The International Space Station (ISS) is an awe inspiring sight in the night sky and if you’ve never had the opportunity to see it, then this post should help you out.
The ISS has been in operation for over 10 years and orbits the Earth at varying altitudes but on average stays around 350 km above the surface (although recently the average orbital altitude has been changed to 400 km). The ISS is roughly the size of a football field and if you are interested, other facts and figures of the ISS can be found here.
You may not know it, but you can see details of the ISS (i.e. its solar panels) with cheap binoculars as it orbits overhead. Since the ISS travels so quickly across the sky (orbiting the Earth every 90 minutes means it travels around 27,000 km/hour), the best viewing tools are your own eyes and binoculars. I’ve used my manual telescope (10” Newtonian reflector) to catch short glimpses of the ISS but I have to lead the scope ahead of the ISS path in hopes of catching it across the field of view and this VERY difficult and I only recommend this method for those who are very experienced with their telescope.
So don’t worry about fancy telescopes or huge binoculars when going outside to view the ISS. Even on the best of viewing occasions, you’ll only have about 5 minutes to see it pass overhead so viewing the ISS doesn’t require a lot of preparation or take too much time out of your busy schedule.
The only site you need to visit to give you a heads up on ISS viewing opportunities is heavens-above. Register your location at this site and then click on the ISS link to give you times when the ISS will be overhead in your area. The page for today in my area looks like this:
The table’s 11 columns are self explanatory but I’ll give further explanation if you aren’t familiar with these astronomical terms.

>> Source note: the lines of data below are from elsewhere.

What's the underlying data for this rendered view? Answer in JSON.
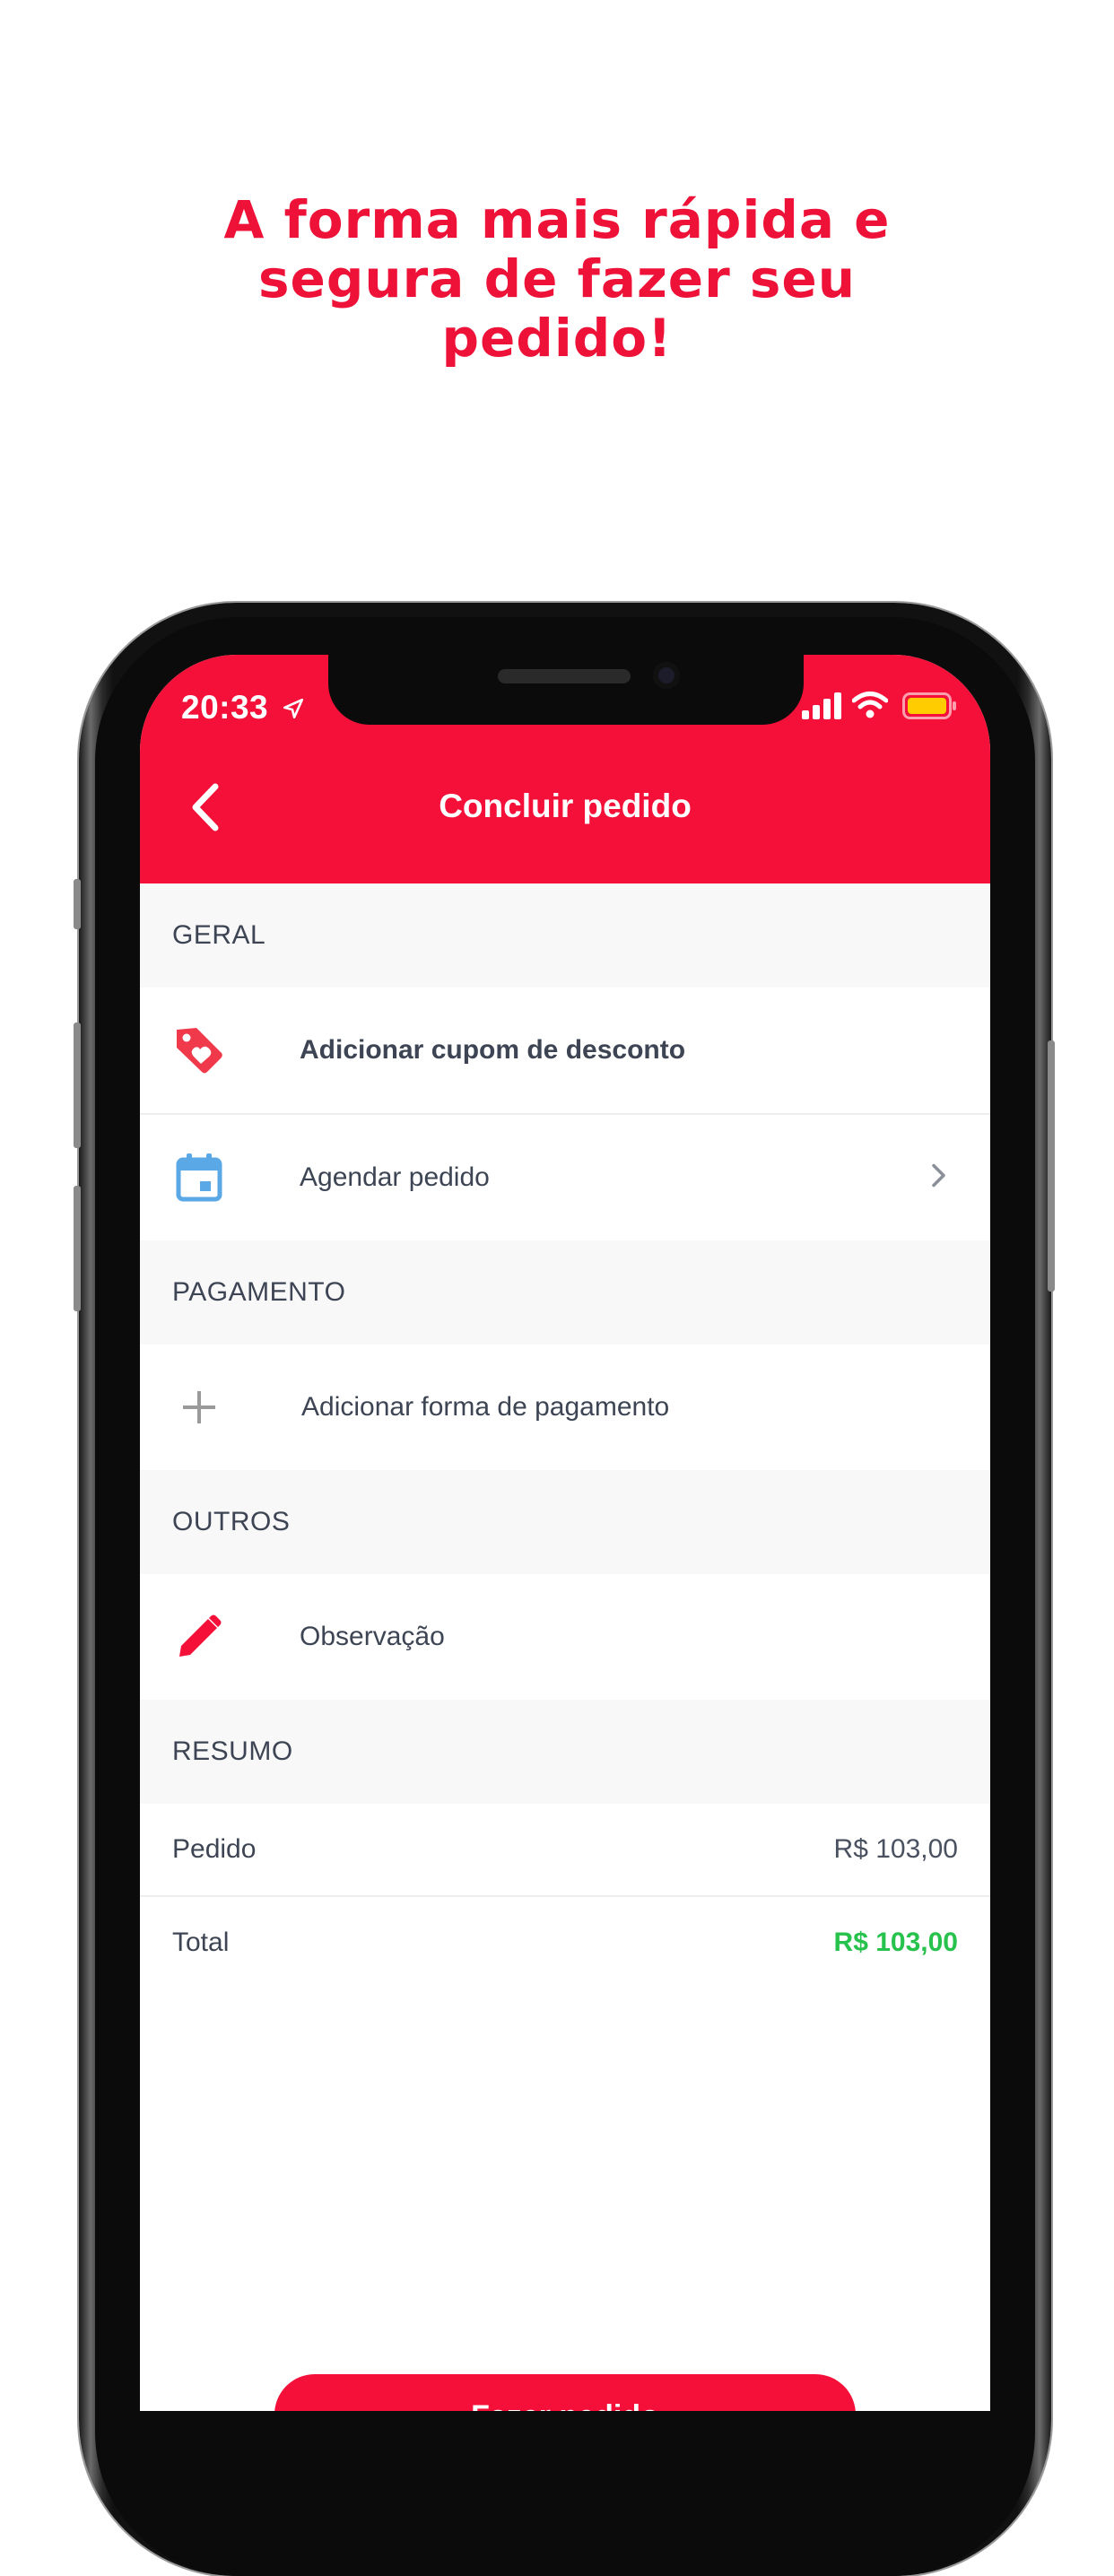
{
  "headline": {
    "line1": "A forma mais rápida e",
    "line2": "segura de fazer seu",
    "line3": "pedido!"
  },
  "status_bar": {
    "time": "20:33",
    "icons": [
      "location-arrow-icon",
      "signal-icon",
      "wifi-icon",
      "battery-icon"
    ]
  },
  "appbar": {
    "title": "Concluir pedido",
    "back_icon": "chevron-left-icon"
  },
  "sections": {
    "geral": {
      "title": "GERAL",
      "coupon_label": "Adicionar cupom de desconto",
      "schedule_label": "Agendar pedido"
    },
    "pagamento": {
      "title": "PAGAMENTO",
      "add_payment_label": "Adicionar forma de pagamento"
    },
    "outros": {
      "title": "OUTROS",
      "note_label": "Observação"
    },
    "resumo": {
      "title": "RESUMO",
      "order_label": "Pedido",
      "order_value": "R$ 103,00",
      "total_label": "Total",
      "total_value": "R$ 103,00"
    }
  },
  "cta": {
    "label": "Fazer pedido"
  },
  "colors": {
    "brand": "#F41038",
    "headline": "#EE1238",
    "total": "#27C24C",
    "calendar": "#5AA9E6"
  }
}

Column 2 is the brightness of the ISS and the more negative the number indicates a brighter view of the ISS. In the chart above, 11-DEC-12 will be one of the brightest viewings in my area and as I’ll explain below, it will also be the date that will afford the most viewing time of the ISS.

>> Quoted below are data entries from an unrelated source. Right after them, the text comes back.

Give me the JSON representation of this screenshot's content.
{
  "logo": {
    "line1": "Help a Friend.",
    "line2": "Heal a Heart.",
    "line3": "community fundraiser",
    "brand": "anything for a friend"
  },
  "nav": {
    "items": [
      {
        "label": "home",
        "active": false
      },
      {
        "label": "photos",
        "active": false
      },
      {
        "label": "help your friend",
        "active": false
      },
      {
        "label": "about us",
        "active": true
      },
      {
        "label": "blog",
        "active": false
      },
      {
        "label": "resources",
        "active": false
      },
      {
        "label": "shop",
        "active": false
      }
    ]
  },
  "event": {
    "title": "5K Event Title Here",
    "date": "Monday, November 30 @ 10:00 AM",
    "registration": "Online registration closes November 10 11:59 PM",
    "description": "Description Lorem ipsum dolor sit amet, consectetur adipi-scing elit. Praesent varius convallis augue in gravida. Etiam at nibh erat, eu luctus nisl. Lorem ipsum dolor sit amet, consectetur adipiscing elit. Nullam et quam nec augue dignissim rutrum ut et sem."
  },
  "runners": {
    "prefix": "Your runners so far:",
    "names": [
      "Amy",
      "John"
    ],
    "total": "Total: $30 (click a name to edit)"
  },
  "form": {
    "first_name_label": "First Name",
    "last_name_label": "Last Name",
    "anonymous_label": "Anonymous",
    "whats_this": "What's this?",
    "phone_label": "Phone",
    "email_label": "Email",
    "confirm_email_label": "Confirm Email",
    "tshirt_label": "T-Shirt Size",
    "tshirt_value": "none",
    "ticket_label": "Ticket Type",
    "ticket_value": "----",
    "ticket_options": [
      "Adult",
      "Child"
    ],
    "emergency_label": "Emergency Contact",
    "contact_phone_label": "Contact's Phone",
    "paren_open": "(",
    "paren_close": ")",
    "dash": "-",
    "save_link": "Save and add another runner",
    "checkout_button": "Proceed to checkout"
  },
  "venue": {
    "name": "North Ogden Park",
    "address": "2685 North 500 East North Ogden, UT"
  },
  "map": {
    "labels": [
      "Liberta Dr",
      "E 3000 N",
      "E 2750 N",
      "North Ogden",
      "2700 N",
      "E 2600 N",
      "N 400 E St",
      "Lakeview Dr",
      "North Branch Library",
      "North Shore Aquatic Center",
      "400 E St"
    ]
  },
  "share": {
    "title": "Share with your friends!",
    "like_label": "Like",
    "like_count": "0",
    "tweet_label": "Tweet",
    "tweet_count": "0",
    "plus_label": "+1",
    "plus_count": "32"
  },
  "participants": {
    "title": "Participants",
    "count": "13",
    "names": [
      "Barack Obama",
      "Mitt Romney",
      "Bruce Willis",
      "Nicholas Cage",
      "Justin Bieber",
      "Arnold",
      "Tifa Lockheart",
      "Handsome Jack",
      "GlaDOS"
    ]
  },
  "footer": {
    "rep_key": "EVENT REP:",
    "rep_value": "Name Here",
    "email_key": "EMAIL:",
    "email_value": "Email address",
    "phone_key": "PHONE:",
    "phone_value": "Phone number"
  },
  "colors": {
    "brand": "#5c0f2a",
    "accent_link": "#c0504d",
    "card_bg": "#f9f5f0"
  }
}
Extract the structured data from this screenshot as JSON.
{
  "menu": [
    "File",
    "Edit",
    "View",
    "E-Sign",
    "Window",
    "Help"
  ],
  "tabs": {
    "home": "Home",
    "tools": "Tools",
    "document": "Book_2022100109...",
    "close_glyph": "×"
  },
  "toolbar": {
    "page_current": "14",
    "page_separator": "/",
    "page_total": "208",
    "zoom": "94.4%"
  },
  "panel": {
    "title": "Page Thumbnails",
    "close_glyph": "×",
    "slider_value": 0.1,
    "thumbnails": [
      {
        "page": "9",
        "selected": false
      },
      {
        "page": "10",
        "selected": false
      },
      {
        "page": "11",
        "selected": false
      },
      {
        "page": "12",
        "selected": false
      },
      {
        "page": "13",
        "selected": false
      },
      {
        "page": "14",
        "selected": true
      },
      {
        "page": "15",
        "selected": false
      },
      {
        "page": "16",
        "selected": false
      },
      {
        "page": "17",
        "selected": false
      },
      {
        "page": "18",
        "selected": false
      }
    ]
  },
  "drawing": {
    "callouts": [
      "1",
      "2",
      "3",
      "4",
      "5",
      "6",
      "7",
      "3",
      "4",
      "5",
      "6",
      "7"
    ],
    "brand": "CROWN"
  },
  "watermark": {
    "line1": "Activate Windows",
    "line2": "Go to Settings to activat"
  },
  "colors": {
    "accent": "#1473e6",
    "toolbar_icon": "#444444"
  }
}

The rest of the chart is divided into three sections – When/Where the ISS first appears, When/Where it will be at its highest point and when/where it will disappear. The ‘ALT’ column corresponds to the altitude (in degrees) the ISS will be above the horizon and ‘AZ’ is the direction (North, East, South, West).

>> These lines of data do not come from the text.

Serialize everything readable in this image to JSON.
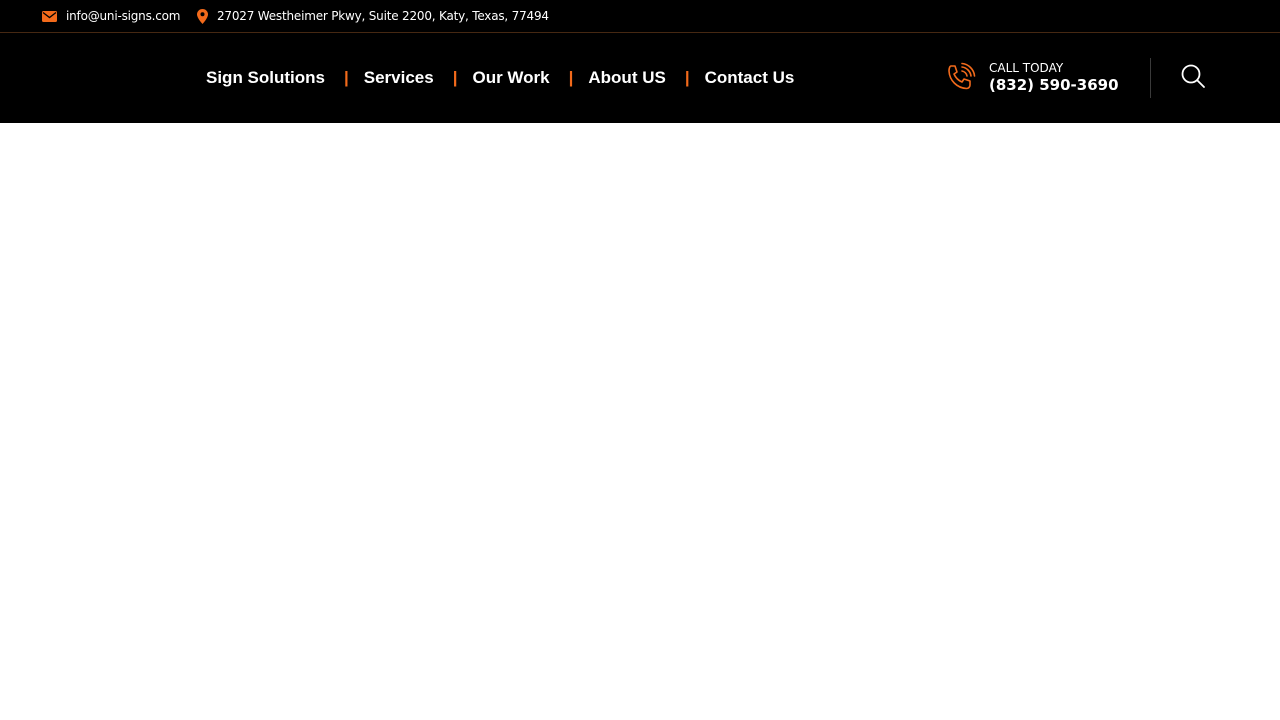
{
  "topbar": {
    "email": "info@uni-signs.com",
    "address": "27027 Westheimer Pkwy, Suite 2200, Katy, Texas, 77494",
    "icons": {
      "email": "envelope-icon",
      "address": "map-pin-icon"
    }
  },
  "nav": {
    "items": [
      {
        "label": "Sign Solutions"
      },
      {
        "label": "Services"
      },
      {
        "label": "Our Work"
      },
      {
        "label": "About US"
      },
      {
        "label": "Contact Us"
      }
    ],
    "separator": "|"
  },
  "call": {
    "label": "CALL TODAY",
    "number": "(832) 590-3690",
    "icon": "phone-ringing-icon"
  },
  "search": {
    "icon": "search-icon"
  },
  "colors": {
    "accent": "#f26a1b",
    "header_bg": "#000000",
    "text": "#ffffff"
  }
}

For example: On 11-DEC-12 the ISS will first appear at 6:37 pm 10 degrees high in the Southwest, will reach its highest point at 6:41 pm 67 degrees high in the Northwest (90 degrees is directly overhead) and will disappear at 6:42 37 degrees high in the North-Northeast.
The total viewing time on 11-DEC-12 in my area will only be about 5 minutes but this is an excellent viewing opportunity because the ISS will be high enough in the sky to be above trees and this will allow me an opportunity to point my binoculars at it. The 67 degrees altitude will also allow a comfortable viewing with binoculars since I’ll be holding my head about 2/3rds of the way between level and straight up. Viewing an object at 90 degrees to the horizon always affords the best possible viewing detail (because the object is at its closest approach) but tilting your neck at this angle for too long is uncomfortable and makes it difficult to track a fast moving object with binoculars or a telescope.
You will notice that the ISS viewing times are only at dawn and dusk and there is a good reason for this. The only reason we can ‘see’ the ISS is because of the sunlight is reflecting off it and this only happens when the Sun is either rising or setting (if the ISS passes over us at midnight the Sun is on the other side of the Earth and therefore its light is shielded from the ISS by the Earth).
One final thought regarding the Heavens-Above site – The ISS is just one of many objects that you can view in the night sky with your naked eye or binoculars. On the Heavens-Above website, you can find times when other satellites, comets and planets will be overhead in your location and most of these are visible with the naked eye!
You can also check out a previous post which gives you instructions on how you can catch a glimpse of our solar system’s largest planet (Jupiter) this winter.
Take time over this holiday season to go outside and look up!